“There’s a lot of players in my locker room that have dreams of being able to support the causes that they love. There’s a lot of guys who want to start their own foundations. I feel like Name, Image, and Likeness makes it a lot easier to jump into. It opens a door for more players. It’s a cool thing that we can use it to highlight other things. I think people would love to be involved in that.”
At a time when NIL is causing coaches to go to verbal war with each other, and where the impact it is having on college football has caused consternation from other coaches, Johnson provides a perfect example of how everything in life can be used for positivity if you just direct your attention, your focus, and your energy towards making a difference.
The future for the Paris Johnson Jr. Foundation
“It’s the little things that people don’t have to do that go a long way, those are the things that you remember, you know?” Johnson remembers every person that sacrificed the time or resources to help him get to where he is now. From his mum, to his uncle, Willie Anderson, Floyd Walker, and a handful of people, those who helped him have shaped a desire to help others. The Paris Johnson Jr. Foundation is the result of that.
While we spend a lot of time talking about what the foundation has achieved so far, the future is exciting. There’s a very real chance that Johnson is a first-round pick in the 2023 NFL Draft should he choose to declare at the end of this season. With that comes both financial opportunity and also the additional time to be more hands-on. It’s an opportunity that the Ohio State offensive tackle is excited for.
“I’m excited because I’ll be able to be a lot more hands-on. I’ll have money of my own to be able to help out. That’s what I told myself I wanted to do. If I take half the money that I spend at Chick-Fil-A, it could do a lot,” Johnson laughs. “I want to continue to establish good relationships here in Ohio, then God willing, wherever I play I want to continue to help.

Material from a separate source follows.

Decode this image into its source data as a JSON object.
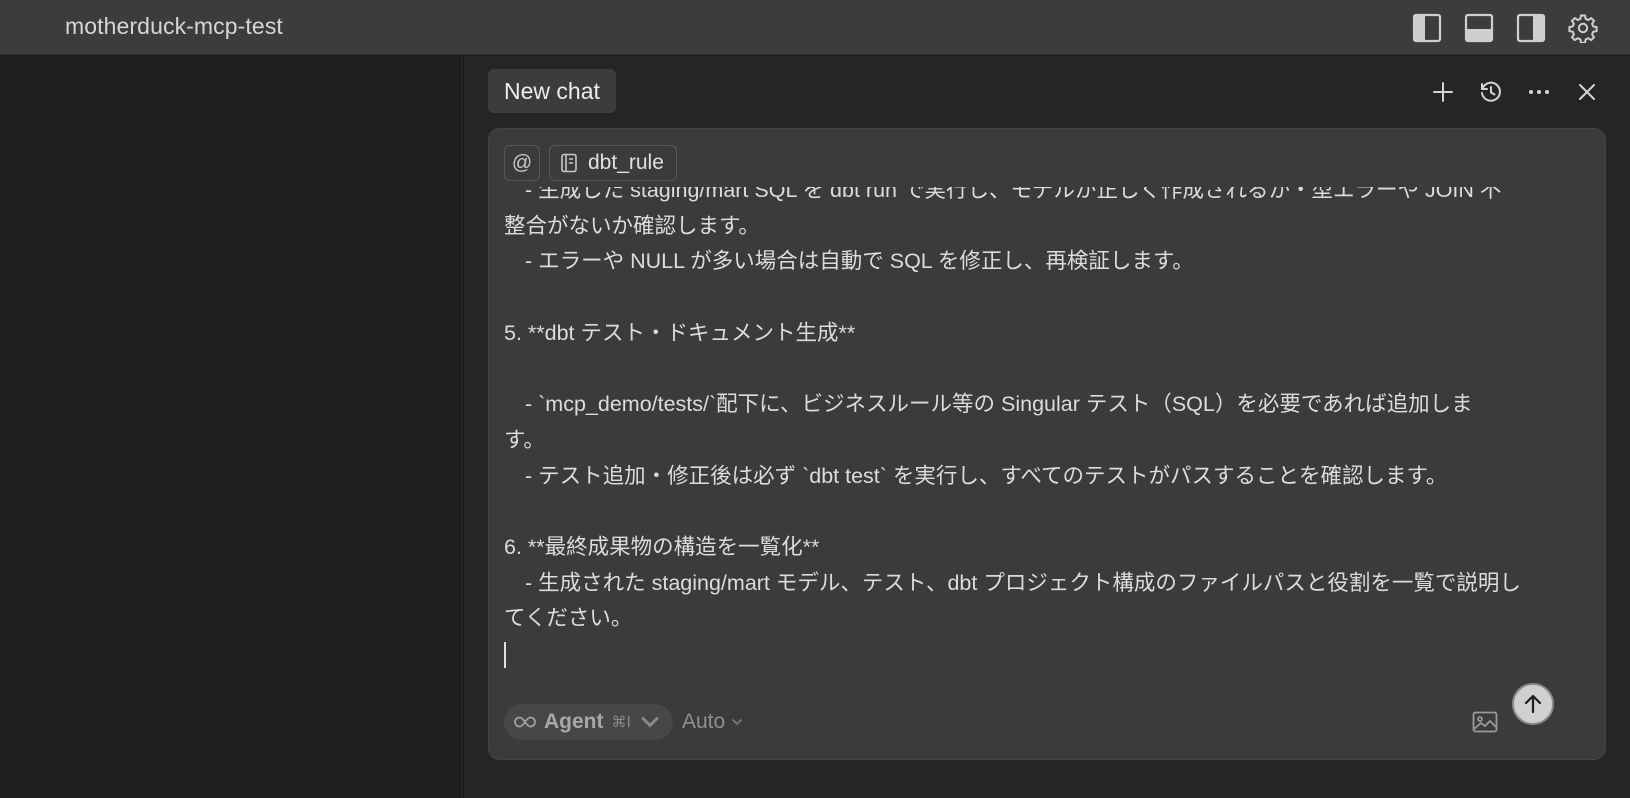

“To be able to give back, not only with the veterans that I’m passionate about but to be able to help a kid through something. Everybody plays football for different reasons. Whether it be to keep them off the streets that could potentially lead to bad decisions or inspire them to be better than me someday.”
Big dreams and big goals
“Once I get involved long enough, it would be really cool to change someone’s life around. I have really big dreams and big goals. I’d love to be able to acquire a property and to let people live there for free to give them the fair chance that they should have come back with,” Johnson says of the veterans he wants to be able to help in the future.
“In my mind, I’d love to be able to do that. Right now, I’m just focused on the moment. How I can impact someone’s day, someone’s week. How can I give someone a meal they don’t need to worry about? I’m looking forward to the day I can see someone at the beginning and the future and see that complete change.”
The dreams and goals for the future are substantial. While Johnson may not have seen the full circle impact at work just yet, there’s over 450 disadvantaged young athletes and disabled and homeless veterans whose lives the Paris Johnson Jr. Foundation has touched. His impact on the football field is set to be significant this season. However, his off-field impact will be significant for years to come.
You can find more information on the Paris Johnson Jr. Foundation here. If you’d like to donate towards the foundation’s work helping disabled and homeless veterans and underprivileged youth athletes you can do so via PayPal here. You can also mail donations to: Paris Johnson Jr Foundation, P.O. Box 46215, Cincinnati OH 45246-0215.